ASSIGNMENT:
This exercise needs the listing below duplicated exactly.

RECORDED INFORMATION:
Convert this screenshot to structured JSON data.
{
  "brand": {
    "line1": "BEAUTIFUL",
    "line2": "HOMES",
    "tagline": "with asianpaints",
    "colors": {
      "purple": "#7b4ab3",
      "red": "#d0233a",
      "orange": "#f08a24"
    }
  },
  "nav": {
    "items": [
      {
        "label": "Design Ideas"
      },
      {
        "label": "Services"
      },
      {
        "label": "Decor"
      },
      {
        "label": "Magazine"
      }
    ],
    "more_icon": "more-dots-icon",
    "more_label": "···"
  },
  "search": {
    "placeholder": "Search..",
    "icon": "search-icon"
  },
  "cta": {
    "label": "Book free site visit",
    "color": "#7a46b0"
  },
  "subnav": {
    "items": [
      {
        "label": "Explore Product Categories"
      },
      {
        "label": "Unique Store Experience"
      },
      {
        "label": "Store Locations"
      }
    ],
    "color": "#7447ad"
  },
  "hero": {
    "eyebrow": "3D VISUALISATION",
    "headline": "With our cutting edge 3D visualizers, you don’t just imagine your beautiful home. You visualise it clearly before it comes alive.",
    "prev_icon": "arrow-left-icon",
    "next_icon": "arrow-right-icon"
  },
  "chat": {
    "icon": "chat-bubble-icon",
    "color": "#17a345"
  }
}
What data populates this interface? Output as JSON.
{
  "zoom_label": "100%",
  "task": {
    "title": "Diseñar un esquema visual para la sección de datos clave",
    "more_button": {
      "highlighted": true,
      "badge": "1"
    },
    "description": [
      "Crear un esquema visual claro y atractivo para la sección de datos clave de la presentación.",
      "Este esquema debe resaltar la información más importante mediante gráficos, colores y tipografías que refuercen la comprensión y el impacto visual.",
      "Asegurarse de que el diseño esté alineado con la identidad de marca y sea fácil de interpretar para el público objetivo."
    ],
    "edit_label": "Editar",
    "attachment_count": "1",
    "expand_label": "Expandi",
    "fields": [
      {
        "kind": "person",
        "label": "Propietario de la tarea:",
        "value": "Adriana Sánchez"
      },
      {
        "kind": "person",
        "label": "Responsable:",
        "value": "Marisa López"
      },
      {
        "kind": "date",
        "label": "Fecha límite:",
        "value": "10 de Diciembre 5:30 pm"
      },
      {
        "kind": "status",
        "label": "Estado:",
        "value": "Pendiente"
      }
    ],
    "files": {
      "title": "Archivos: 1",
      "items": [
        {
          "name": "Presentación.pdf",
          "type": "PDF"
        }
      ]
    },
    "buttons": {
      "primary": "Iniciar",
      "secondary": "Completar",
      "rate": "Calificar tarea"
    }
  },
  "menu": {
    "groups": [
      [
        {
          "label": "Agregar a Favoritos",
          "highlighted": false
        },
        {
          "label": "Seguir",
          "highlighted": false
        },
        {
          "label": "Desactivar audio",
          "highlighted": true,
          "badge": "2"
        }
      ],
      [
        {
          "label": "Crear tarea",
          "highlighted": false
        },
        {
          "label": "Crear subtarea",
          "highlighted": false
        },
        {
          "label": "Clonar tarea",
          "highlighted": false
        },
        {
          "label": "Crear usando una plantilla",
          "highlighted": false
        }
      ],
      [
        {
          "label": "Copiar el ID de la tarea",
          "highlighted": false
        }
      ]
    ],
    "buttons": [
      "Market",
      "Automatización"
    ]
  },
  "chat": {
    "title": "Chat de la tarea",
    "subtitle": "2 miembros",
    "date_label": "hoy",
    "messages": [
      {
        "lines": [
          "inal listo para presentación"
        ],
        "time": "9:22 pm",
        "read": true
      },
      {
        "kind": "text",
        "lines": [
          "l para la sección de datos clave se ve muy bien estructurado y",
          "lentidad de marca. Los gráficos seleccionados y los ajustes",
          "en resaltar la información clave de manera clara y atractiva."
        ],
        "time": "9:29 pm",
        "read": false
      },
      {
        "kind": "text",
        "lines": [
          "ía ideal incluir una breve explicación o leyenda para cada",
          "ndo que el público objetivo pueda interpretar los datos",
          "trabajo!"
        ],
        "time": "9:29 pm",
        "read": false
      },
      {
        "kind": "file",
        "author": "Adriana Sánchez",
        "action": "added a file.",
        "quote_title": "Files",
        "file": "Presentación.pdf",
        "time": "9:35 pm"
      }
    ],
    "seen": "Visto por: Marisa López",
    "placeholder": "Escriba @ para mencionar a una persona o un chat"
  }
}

SOLUTION TO THIS TASK:
Convert this screenshot to structured JSON data.
{
  "brand": {
    "line1": "BEAUTIFUL",
    "line2": "HOMES",
    "tagline": "with asianpaints",
    "colors": {
      "purple": "#7b4ab3",
      "red": "#d0233a",
      "orange": "#f08a24"
    }
  },
  "nav": {
    "items": [
      {
        "label": "Design Ideas"
      },
      {
        "label": "Services"
      },
      {
        "label": "Decor"
      },
      {
        "label": "Magazine"
      }
    ],
    "more_icon": "more-dots-icon",
    "more_label": "···"
  },
  "search": {
    "placeholder": "Search..",
    "icon": "search-icon"
  },
  "cta": {
    "label": "Book free site visit",
    "color": "#7a46b0"
  },
  "subnav": {
    "items": [
      {
        "label": "Explore Product Categories"
      },
      {
        "label": "Unique Store Experience"
      },
      {
        "label": "Store Locations"
      }
    ],
    "color": "#7447ad"
  },
  "hero": {
    "eyebrow": "3D VISUALISATION",
    "headline": "With our cutting edge 3D visualizers, you don’t just imagine your beautiful home. You visualise it clearly before it comes alive.",
    "prev_icon": "arrow-left-icon",
    "next_icon": "arrow-right-icon"
  },
  "chat": {
    "icon": "chat-bubble-icon",
    "color": "#17a345"
  }
}
What data populates this interface? Output as JSON.
{
  "zoom_label": "100%",
  "task": {
    "title": "Diseñar un esquema visual para la sección de datos clave",
    "more_button": {
      "highlighted": true,
      "badge": "1"
    },
    "description": [
      "Crear un esquema visual claro y atractivo para la sección de datos clave de la presentación.",
      "Este esquema debe resaltar la información más importante mediante gráficos, colores y tipografías que refuercen la comprensión y el impacto visual.",
      "Asegurarse de que el diseño esté alineado con la identidad de marca y sea fácil de interpretar para el público objetivo."
    ],
    "edit_label": "Editar",
    "attachment_count": "1",
    "expand_label": "Expandi",
    "fields": [
      {
        "kind": "person",
        "label": "Propietario de la tarea:",
        "value": "Adriana Sánchez"
      },
      {
        "kind": "person",
        "label": "Responsable:",
        "value": "Marisa López"
      },
      {
        "kind": "date",
        "label": "Fecha límite:",
        "value": "10 de Diciembre 5:30 pm"
      },
      {
        "kind": "status",
        "label": "Estado:",
        "value": "Pendiente"
      }
    ],
    "files": {
      "title": "Archivos: 1",
      "items": [
        {
          "name": "Presentación.pdf",
          "type": "PDF"
        }
      ]
    },
    "buttons": {
      "primary": "Iniciar",
      "secondary": "Completar",
      "rate": "Calificar tarea"
    }
  },
  "menu": {
    "groups": [
      [
        {
          "label": "Agregar a Favoritos",
          "highlighted": false
        },
        {
          "label": "Seguir",
          "highlighted": false
        },
        {
          "label": "Desactivar audio",
          "highlighted": true,
          "badge": "2"
        }
      ],
      [
        {
          "label": "Crear tarea",
          "highlighted": false
        },
        {
          "label": "Crear subtarea",
          "highlighted": false
        },
        {
          "label": "Clonar tarea",
          "highlighted": false
        },
        {
          "label": "Crear usando una plantilla",
          "highlighted": false
        }
      ],
      [
        {
          "label": "Copiar el ID de la tarea",
          "highlighted": false
        }
      ]
    ],
    "buttons": [
      "Market",
      "Automatización"
    ]
  },
  "chat": {
    "title": "Chat de la tarea",
    "subtitle": "2 miembros",
    "date_label": "hoy",
    "messages": [
      {
        "lines": [
          "inal listo para presentación"
        ],
        "time": "9:22 pm",
        "read": true
      },
      {
        "kind": "text",
        "lines": [
          "l para la sección de datos clave se ve muy bien estructurado y",
          "lentidad de marca. Los gráficos seleccionados y los ajustes",
          "en resaltar la información clave de manera clara y atractiva."
        ],
        "time": "9:29 pm",
        "read": false
      },
      {
        "kind": "text",
        "lines": [
          "ía ideal incluir una breve explicación o leyenda para cada",
          "ndo que el público objetivo pueda interpretar los datos",
          "trabajo!"
        ],
        "time": "9:29 pm",
        "read": false
      },
      {
        "kind": "file",
        "author": "Adriana Sánchez",
        "action": "added a file.",
        "quote_title": "Files",
        "file": "Presentación.pdf",
        "time": "9:35 pm"
      }
    ],
    "seen": "Visto por: Marisa López",
    "placeholder": "Escriba @ para mencionar a una persona o un chat"
  }
}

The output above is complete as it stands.